───── Provided information ─────
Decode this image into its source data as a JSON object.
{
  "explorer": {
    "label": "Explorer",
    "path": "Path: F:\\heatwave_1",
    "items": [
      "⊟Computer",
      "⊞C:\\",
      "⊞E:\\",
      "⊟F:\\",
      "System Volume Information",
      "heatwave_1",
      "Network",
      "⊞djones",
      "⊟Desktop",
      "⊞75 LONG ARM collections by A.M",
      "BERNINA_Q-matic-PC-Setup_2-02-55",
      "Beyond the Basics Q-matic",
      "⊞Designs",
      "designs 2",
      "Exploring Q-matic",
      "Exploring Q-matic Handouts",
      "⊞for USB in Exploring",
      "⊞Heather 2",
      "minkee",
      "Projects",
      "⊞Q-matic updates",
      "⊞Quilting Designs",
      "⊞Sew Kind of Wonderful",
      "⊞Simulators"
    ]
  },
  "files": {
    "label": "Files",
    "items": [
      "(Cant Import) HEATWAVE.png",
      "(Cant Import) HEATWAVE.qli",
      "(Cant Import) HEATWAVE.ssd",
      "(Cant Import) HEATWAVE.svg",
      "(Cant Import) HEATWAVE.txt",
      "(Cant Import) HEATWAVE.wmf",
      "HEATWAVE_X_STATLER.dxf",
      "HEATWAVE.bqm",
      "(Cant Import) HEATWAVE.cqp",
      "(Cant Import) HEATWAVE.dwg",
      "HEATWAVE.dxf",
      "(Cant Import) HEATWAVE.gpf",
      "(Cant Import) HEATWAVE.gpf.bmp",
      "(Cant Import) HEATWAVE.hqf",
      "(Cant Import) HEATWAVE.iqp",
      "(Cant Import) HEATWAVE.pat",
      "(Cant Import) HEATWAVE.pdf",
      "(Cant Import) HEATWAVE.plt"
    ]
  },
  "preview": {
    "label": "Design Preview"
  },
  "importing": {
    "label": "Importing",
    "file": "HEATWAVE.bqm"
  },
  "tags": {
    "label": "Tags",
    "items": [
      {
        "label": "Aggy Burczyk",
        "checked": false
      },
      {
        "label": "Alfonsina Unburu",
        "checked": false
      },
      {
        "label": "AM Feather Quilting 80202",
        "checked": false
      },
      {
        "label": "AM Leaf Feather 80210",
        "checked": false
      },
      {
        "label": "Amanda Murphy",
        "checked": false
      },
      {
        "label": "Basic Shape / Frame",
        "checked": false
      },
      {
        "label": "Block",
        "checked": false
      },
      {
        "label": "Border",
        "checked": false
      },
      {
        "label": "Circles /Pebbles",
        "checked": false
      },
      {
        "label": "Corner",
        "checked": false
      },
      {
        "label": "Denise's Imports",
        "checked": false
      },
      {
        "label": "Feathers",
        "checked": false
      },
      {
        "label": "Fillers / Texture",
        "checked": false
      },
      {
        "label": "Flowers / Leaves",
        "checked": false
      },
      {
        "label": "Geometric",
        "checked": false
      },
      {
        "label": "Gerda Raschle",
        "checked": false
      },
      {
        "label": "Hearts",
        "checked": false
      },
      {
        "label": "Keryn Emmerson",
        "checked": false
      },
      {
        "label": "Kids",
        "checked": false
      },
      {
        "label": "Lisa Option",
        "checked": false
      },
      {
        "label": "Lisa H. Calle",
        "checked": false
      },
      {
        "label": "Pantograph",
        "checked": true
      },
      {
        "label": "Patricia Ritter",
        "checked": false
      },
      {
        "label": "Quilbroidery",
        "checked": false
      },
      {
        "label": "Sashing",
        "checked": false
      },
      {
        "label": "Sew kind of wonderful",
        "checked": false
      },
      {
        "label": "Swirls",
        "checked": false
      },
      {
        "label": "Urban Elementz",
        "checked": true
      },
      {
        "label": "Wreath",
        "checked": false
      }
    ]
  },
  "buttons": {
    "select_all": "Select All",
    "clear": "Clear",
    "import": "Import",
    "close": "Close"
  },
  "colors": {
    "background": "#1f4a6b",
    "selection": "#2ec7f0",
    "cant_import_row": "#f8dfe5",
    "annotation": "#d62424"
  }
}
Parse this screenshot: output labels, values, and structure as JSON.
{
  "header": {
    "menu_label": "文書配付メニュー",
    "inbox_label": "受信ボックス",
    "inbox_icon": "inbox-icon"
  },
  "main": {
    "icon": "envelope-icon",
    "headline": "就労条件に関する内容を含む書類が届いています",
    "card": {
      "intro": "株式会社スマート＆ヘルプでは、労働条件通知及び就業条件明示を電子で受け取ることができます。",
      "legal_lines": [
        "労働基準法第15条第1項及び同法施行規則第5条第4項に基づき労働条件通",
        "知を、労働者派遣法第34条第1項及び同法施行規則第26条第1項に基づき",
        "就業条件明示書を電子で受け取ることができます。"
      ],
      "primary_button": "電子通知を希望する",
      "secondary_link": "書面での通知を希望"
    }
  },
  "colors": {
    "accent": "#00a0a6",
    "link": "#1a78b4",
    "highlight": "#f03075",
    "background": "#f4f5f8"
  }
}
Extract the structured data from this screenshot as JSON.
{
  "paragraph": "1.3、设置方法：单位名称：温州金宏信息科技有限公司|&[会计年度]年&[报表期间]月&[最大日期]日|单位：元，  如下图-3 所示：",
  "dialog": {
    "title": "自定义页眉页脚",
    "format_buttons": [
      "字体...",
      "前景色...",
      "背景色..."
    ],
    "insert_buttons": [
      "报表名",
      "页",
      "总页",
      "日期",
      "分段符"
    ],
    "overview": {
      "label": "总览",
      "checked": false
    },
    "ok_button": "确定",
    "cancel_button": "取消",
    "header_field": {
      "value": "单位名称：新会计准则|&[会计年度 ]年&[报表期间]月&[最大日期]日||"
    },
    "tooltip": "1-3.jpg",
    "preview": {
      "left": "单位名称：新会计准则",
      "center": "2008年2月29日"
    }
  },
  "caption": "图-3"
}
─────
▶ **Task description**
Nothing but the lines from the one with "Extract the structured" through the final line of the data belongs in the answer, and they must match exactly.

▶ **Written response**
Extract the structured data from this screenshot as JSON.
{
  "paragraph": "1.3、设置方法：单位名称：温州金宏信息科技有限公司|&[会计年度]年&[报表期间]月&[最大日期]日|单位：元，  如下图-3 所示：",
  "dialog": {
    "title": "自定义页眉页脚",
    "format_buttons": [
      "字体...",
      "前景色...",
      "背景色..."
    ],
    "insert_buttons": [
      "报表名",
      "页",
      "总页",
      "日期",
      "分段符"
    ],
    "overview": {
      "label": "总览",
      "checked": false
    },
    "ok_button": "确定",
    "cancel_button": "取消",
    "header_field": {
      "value": "单位名称：新会计准则|&[会计年度 ]年&[报表期间]月&[最大日期]日||"
    },
    "tooltip": "1-3.jpg",
    "preview": {
      "left": "单位名称：新会计准则",
      "center": "2008年2月29日"
    }
  },
  "caption": "图-3"
}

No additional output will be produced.